The window must be sealed and trimmed out on the interior and exterior. A LOT of work. Almost a week’s worth…and that was for the professional window installers. For amateurs, I can only imagine how long this process could have taken.
4.) Last but not least, we now have an additional legal bedroom in our home. GREAT for property value/resale. Lots of people claim to have bedrooms in their basements, but depending on your local code/state law, that may not be true. Here in Maryland, for a space to be considered a bedroom, it has to have a closet, and two ways of egress, a door and a window large enough that a fireman with all his gear can get in through it, or residents, including children, can get out of it in case of a fire.
So those teeny tiny windows that we often see in basements, way up high on the wall…they don’t count toward a bedroom count.
And now, with some natural light in the space, we could focus on, well, more fun things. Like our DIY wooden ceiling. That’s our reclaimed barn wood, below.
Up it goes! We wrote a tutorial on the process of installing the reclaimed wood on the ceiling, if you’re interested 🙂 And check out that new basement window!
Well, well, well…let there be light.
Don’t I wish the rest of the basement were nearing that point. Alas we’re stuck in the thick of the demolition nightmare still. Luckily, we have all the right demo tools, which we talked about last week, in case you missed it.
If you want more info on this guest bedroom, and our full source list, head >>> here <<<.

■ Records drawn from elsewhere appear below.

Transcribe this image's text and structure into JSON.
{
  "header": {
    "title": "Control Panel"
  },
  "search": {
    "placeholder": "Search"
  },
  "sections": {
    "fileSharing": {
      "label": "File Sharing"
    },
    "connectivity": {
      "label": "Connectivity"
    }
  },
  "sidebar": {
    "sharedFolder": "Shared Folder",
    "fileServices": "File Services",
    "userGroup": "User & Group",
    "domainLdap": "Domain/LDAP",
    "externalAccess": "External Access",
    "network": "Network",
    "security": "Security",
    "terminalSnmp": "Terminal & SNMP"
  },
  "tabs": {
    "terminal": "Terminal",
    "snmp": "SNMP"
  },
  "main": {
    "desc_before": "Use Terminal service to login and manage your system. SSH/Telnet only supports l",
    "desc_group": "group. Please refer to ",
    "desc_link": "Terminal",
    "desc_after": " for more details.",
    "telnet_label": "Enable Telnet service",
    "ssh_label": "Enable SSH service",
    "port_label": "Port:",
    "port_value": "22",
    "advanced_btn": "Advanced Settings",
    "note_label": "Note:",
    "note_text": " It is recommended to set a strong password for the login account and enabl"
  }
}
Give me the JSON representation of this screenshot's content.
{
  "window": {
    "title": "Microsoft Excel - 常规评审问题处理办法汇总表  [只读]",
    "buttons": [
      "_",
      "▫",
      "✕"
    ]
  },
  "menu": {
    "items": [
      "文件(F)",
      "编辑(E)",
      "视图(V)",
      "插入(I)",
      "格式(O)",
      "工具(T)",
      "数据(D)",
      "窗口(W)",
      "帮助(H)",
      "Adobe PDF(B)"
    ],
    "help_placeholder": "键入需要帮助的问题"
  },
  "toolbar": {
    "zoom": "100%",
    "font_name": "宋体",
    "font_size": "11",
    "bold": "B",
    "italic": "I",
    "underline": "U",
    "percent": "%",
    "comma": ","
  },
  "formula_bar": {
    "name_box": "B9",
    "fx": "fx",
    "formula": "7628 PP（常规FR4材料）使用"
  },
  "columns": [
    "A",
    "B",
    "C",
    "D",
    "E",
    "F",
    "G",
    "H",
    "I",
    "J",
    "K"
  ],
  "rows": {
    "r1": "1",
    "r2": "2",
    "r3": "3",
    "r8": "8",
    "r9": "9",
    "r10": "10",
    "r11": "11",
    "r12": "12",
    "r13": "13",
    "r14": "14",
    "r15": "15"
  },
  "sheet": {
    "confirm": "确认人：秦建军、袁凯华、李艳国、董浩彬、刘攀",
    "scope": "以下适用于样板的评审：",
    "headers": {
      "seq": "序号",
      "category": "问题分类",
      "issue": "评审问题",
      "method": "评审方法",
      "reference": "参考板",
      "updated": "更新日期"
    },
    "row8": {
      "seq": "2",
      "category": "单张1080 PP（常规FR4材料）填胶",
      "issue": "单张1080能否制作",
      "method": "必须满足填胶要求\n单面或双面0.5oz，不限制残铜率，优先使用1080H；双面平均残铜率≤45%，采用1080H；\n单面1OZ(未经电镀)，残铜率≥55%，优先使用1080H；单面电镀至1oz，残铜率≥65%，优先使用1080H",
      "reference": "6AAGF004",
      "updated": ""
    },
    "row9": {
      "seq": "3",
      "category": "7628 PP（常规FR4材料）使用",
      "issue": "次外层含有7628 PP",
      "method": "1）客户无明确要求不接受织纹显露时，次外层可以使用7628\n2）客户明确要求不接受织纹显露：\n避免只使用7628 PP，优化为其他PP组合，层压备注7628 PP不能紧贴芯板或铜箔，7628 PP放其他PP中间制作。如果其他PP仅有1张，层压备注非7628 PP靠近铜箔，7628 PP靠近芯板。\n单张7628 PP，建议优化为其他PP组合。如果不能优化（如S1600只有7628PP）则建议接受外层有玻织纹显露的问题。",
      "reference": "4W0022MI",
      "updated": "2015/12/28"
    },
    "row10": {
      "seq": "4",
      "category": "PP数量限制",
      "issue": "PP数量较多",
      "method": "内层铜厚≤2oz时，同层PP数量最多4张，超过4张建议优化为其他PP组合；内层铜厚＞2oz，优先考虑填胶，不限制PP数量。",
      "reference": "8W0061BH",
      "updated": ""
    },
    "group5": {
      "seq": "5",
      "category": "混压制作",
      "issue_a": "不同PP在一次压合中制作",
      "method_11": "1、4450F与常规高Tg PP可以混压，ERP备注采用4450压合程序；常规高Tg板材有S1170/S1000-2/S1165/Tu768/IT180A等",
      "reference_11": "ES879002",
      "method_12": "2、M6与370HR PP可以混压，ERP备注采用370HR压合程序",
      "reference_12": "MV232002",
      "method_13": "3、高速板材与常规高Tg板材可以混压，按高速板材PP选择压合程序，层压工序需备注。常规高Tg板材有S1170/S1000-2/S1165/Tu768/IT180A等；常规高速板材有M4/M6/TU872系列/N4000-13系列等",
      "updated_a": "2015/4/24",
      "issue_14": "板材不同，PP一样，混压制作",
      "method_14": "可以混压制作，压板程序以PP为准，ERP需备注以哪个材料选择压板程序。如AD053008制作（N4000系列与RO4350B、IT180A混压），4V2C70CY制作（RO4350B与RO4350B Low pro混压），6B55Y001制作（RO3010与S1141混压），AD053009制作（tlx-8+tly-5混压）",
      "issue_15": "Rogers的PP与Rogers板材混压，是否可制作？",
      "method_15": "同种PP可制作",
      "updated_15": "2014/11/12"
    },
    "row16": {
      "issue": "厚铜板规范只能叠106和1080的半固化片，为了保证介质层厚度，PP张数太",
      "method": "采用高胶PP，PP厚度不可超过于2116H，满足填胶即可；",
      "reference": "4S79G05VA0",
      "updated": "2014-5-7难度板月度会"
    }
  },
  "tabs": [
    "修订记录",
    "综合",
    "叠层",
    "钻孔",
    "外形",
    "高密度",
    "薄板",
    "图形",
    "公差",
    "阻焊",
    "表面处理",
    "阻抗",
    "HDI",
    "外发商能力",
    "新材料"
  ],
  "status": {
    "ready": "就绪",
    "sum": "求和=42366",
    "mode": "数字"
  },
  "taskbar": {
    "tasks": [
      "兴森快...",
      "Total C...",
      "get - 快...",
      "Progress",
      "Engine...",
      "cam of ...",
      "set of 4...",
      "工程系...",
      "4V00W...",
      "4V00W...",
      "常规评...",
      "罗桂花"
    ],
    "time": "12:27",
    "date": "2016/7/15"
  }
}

And now, I gotta get back into the muck. But, hopefully some good will come of all this mess. Like for one, I’m able to show you guys what termite damage looks like so that you can recognize it in your own home if you’re ever unfortunate enough to come across it.
Here’s the video with more images of termite damage…be on the lookout for the signs, guys. As for me, I’m on the lookout for the light at the end of this long DIY basement renovation nightmare…ugh. Wish us luck!
Pssst…before you go, I sure would love to hang out with you again really soon! Click here or on the image below and get a FREE copy of “Builder-Grade To Beautiful: 10 Totally Transformative Home Decorating Solutions, All Under $100!”